*Work task*: Your reply should contain the whole listing below, repeated exactly, and no images.
::::::::::
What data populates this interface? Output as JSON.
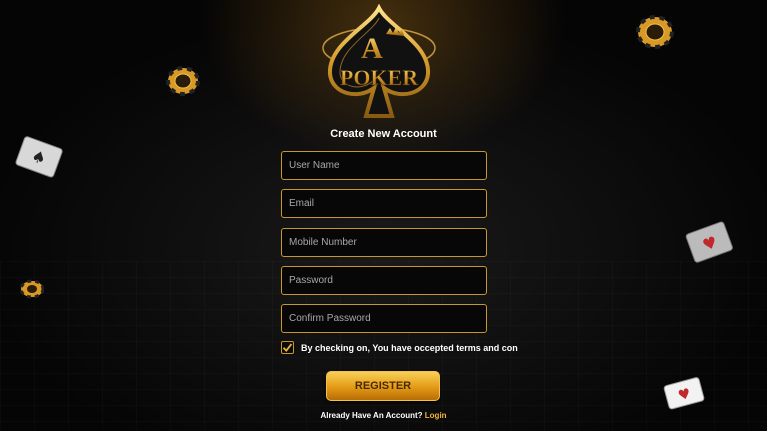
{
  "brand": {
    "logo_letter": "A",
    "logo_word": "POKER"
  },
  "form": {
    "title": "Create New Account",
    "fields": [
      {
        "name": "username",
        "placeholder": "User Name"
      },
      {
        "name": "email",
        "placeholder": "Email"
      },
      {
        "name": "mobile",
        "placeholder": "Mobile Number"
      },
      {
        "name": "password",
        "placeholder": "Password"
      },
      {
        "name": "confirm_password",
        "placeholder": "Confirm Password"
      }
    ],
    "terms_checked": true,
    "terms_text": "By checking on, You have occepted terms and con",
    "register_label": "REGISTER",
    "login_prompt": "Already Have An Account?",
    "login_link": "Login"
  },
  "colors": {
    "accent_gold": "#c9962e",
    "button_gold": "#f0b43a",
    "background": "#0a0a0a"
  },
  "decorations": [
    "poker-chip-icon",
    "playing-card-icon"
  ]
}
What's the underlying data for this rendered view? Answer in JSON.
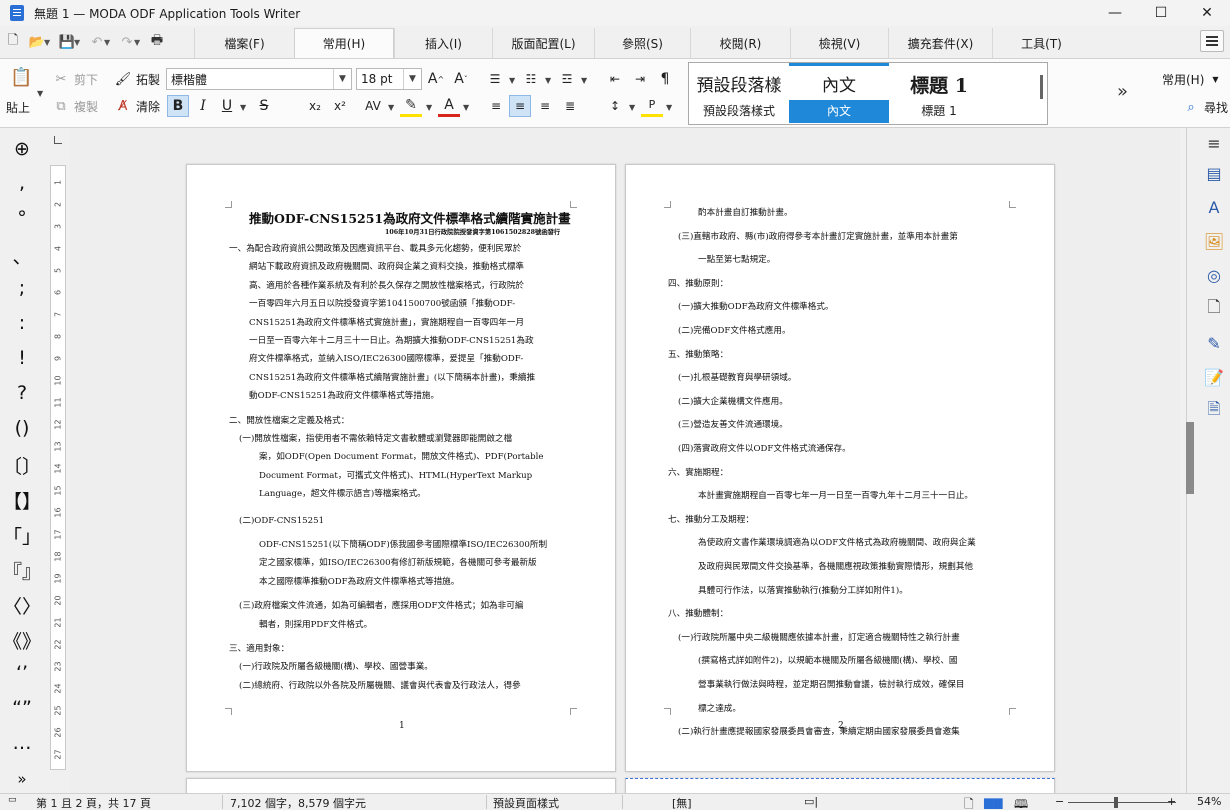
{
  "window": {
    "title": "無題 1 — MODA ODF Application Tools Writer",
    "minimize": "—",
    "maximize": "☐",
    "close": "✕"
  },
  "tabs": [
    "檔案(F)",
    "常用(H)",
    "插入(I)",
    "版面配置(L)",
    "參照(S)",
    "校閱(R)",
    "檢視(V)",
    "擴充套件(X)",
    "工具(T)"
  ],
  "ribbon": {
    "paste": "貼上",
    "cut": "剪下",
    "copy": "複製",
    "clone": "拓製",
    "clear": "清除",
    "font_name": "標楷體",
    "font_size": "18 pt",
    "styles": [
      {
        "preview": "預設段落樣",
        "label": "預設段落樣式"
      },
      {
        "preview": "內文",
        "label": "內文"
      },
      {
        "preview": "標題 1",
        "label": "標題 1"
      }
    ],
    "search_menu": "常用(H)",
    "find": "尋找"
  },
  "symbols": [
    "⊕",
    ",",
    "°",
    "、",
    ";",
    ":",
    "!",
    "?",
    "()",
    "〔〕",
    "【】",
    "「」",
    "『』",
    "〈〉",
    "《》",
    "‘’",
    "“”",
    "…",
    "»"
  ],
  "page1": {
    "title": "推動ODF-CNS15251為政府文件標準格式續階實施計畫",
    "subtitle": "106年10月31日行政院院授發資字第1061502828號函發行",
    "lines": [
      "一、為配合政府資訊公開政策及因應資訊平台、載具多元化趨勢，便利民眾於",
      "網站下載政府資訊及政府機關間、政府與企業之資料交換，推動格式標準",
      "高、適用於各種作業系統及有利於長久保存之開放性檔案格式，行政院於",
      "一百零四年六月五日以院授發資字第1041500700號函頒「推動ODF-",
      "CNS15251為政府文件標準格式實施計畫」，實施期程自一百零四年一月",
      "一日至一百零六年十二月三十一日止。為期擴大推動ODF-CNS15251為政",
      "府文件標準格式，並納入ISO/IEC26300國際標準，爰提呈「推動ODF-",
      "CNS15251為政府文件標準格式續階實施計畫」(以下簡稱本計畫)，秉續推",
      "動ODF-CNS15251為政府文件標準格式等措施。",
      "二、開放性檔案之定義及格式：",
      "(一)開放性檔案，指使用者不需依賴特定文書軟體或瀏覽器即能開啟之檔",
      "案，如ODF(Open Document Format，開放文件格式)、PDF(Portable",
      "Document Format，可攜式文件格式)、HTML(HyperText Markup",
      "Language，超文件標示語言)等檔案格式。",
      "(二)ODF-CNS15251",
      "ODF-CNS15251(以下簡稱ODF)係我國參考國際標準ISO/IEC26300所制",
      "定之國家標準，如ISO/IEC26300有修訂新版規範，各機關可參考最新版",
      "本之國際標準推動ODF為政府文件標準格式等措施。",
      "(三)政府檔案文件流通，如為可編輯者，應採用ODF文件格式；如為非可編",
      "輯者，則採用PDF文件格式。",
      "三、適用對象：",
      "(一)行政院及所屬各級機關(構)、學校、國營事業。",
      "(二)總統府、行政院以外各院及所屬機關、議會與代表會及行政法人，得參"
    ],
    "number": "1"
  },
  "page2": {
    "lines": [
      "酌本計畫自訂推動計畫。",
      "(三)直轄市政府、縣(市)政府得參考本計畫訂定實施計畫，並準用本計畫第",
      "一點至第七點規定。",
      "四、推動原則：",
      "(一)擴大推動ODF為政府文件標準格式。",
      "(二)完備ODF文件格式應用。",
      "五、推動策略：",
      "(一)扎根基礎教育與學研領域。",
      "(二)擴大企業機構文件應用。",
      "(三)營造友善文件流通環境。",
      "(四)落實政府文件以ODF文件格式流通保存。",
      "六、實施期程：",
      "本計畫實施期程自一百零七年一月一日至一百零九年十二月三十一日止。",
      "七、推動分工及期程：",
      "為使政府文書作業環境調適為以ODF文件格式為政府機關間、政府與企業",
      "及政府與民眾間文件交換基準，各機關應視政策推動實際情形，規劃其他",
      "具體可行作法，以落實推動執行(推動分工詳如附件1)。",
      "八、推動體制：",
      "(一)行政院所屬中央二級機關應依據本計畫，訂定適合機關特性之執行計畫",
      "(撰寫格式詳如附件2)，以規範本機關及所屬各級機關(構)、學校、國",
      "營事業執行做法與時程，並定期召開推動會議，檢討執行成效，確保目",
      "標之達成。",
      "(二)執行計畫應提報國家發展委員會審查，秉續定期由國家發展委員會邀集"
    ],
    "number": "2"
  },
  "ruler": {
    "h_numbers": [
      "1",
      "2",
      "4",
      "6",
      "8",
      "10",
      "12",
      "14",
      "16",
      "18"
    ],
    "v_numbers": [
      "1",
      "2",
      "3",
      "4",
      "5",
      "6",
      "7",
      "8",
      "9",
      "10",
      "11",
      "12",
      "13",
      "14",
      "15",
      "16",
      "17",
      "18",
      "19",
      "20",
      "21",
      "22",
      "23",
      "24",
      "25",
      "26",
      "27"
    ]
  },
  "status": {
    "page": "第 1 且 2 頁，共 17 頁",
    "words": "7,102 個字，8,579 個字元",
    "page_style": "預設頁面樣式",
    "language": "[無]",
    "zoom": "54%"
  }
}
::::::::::
*Response area*:
What data populates this interface? Output as JSON.
{
  "brand": {
    "logo_letter": "A",
    "logo_word": "POKER"
  },
  "form": {
    "title": "Create New Account",
    "fields": [
      {
        "name": "username",
        "placeholder": "User Name"
      },
      {
        "name": "email",
        "placeholder": "Email"
      },
      {
        "name": "mobile",
        "placeholder": "Mobile Number"
      },
      {
        "name": "password",
        "placeholder": "Password"
      },
      {
        "name": "confirm_password",
        "placeholder": "Confirm Password"
      }
    ],
    "terms_checked": true,
    "terms_text": "By checking on, You have occepted terms and con",
    "register_label": "REGISTER",
    "login_prompt": "Already Have An Account?",
    "login_link": "Login"
  },
  "colors": {
    "accent_gold": "#c9962e",
    "button_gold": "#f0b43a",
    "background": "#0a0a0a"
  },
  "decorations": [
    "poker-chip-icon",
    "playing-card-icon"
  ]
}
What's the underlying data for this rendered view? Answer in JSON.
{
  "window": {
    "title": "無題 1 — MODA ODF Application Tools Writer",
    "minimize": "—",
    "maximize": "☐",
    "close": "✕"
  },
  "tabs": [
    "檔案(F)",
    "常用(H)",
    "插入(I)",
    "版面配置(L)",
    "參照(S)",
    "校閱(R)",
    "檢視(V)",
    "擴充套件(X)",
    "工具(T)"
  ],
  "ribbon": {
    "paste": "貼上",
    "cut": "剪下",
    "copy": "複製",
    "clone": "拓製",
    "clear": "清除",
    "font_name": "標楷體",
    "font_size": "18 pt",
    "styles": [
      {
        "preview": "預設段落樣",
        "label": "預設段落樣式"
      },
      {
        "preview": "內文",
        "label": "內文"
      },
      {
        "preview": "標題 1",
        "label": "標題 1"
      }
    ],
    "search_menu": "常用(H)",
    "find": "尋找"
  },
  "symbols": [
    "⊕",
    ",",
    "°",
    "、",
    ";",
    ":",
    "!",
    "?",
    "()",
    "〔〕",
    "【】",
    "「」",
    "『』",
    "〈〉",
    "《》",
    "‘’",
    "“”",
    "…",
    "»"
  ],
  "page1": {
    "title": "推動ODF-CNS15251為政府文件標準格式續階實施計畫",
    "subtitle": "106年10月31日行政院院授發資字第1061502828號函發行",
    "lines": [
      "一、為配合政府資訊公開政策及因應資訊平台、載具多元化趨勢，便利民眾於",
      "網站下載政府資訊及政府機關間、政府與企業之資料交換，推動格式標準",
      "高、適用於各種作業系統及有利於長久保存之開放性檔案格式，行政院於",
      "一百零四年六月五日以院授發資字第1041500700號函頒「推動ODF-",
      "CNS15251為政府文件標準格式實施計畫」，實施期程自一百零四年一月",
      "一日至一百零六年十二月三十一日止。為期擴大推動ODF-CNS15251為政",
      "府文件標準格式，並納入ISO/IEC26300國際標準，爰提呈「推動ODF-",
      "CNS15251為政府文件標準格式續階實施計畫」(以下簡稱本計畫)，秉續推",
      "動ODF-CNS15251為政府文件標準格式等措施。",
      "二、開放性檔案之定義及格式：",
      "(一)開放性檔案，指使用者不需依賴特定文書軟體或瀏覽器即能開啟之檔",
      "案，如ODF(Open Document Format，開放文件格式)、PDF(Portable",
      "Document Format，可攜式文件格式)、HTML(HyperText Markup",
      "Language，超文件標示語言)等檔案格式。",
      "(二)ODF-CNS15251",
      "ODF-CNS15251(以下簡稱ODF)係我國參考國際標準ISO/IEC26300所制",
      "定之國家標準，如ISO/IEC26300有修訂新版規範，各機關可參考最新版",
      "本之國際標準推動ODF為政府文件標準格式等措施。",
      "(三)政府檔案文件流通，如為可編輯者，應採用ODF文件格式；如為非可編",
      "輯者，則採用PDF文件格式。",
      "三、適用對象：",
      "(一)行政院及所屬各級機關(構)、學校、國營事業。",
      "(二)總統府、行政院以外各院及所屬機關、議會與代表會及行政法人，得參"
    ],
    "number": "1"
  },
  "page2": {
    "lines": [
      "酌本計畫自訂推動計畫。",
      "(三)直轄市政府、縣(市)政府得參考本計畫訂定實施計畫，並準用本計畫第",
      "一點至第七點規定。",
      "四、推動原則：",
      "(一)擴大推動ODF為政府文件標準格式。",
      "(二)完備ODF文件格式應用。",
      "五、推動策略：",
      "(一)扎根基礎教育與學研領域。",
      "(二)擴大企業機構文件應用。",
      "(三)營造友善文件流通環境。",
      "(四)落實政府文件以ODF文件格式流通保存。",
      "六、實施期程：",
      "本計畫實施期程自一百零七年一月一日至一百零九年十二月三十一日止。",
      "七、推動分工及期程：",
      "為使政府文書作業環境調適為以ODF文件格式為政府機關間、政府與企業",
      "及政府與民眾間文件交換基準，各機關應視政策推動實際情形，規劃其他",
      "具體可行作法，以落實推動執行(推動分工詳如附件1)。",
      "八、推動體制：",
      "(一)行政院所屬中央二級機關應依據本計畫，訂定適合機關特性之執行計畫",
      "(撰寫格式詳如附件2)，以規範本機關及所屬各級機關(構)、學校、國",
      "營事業執行做法與時程，並定期召開推動會議，檢討執行成效，確保目",
      "標之達成。",
      "(二)執行計畫應提報國家發展委員會審查，秉續定期由國家發展委員會邀集"
    ],
    "number": "2"
  },
  "ruler": {
    "h_numbers": [
      "1",
      "2",
      "4",
      "6",
      "8",
      "10",
      "12",
      "14",
      "16",
      "18"
    ],
    "v_numbers": [
      "1",
      "2",
      "3",
      "4",
      "5",
      "6",
      "7",
      "8",
      "9",
      "10",
      "11",
      "12",
      "13",
      "14",
      "15",
      "16",
      "17",
      "18",
      "19",
      "20",
      "21",
      "22",
      "23",
      "24",
      "25",
      "26",
      "27"
    ]
  },
  "status": {
    "page": "第 1 且 2 頁，共 17 頁",
    "words": "7,102 個字，8,579 個字元",
    "page_style": "預設頁面樣式",
    "language": "[無]",
    "zoom": "54%"
  }
}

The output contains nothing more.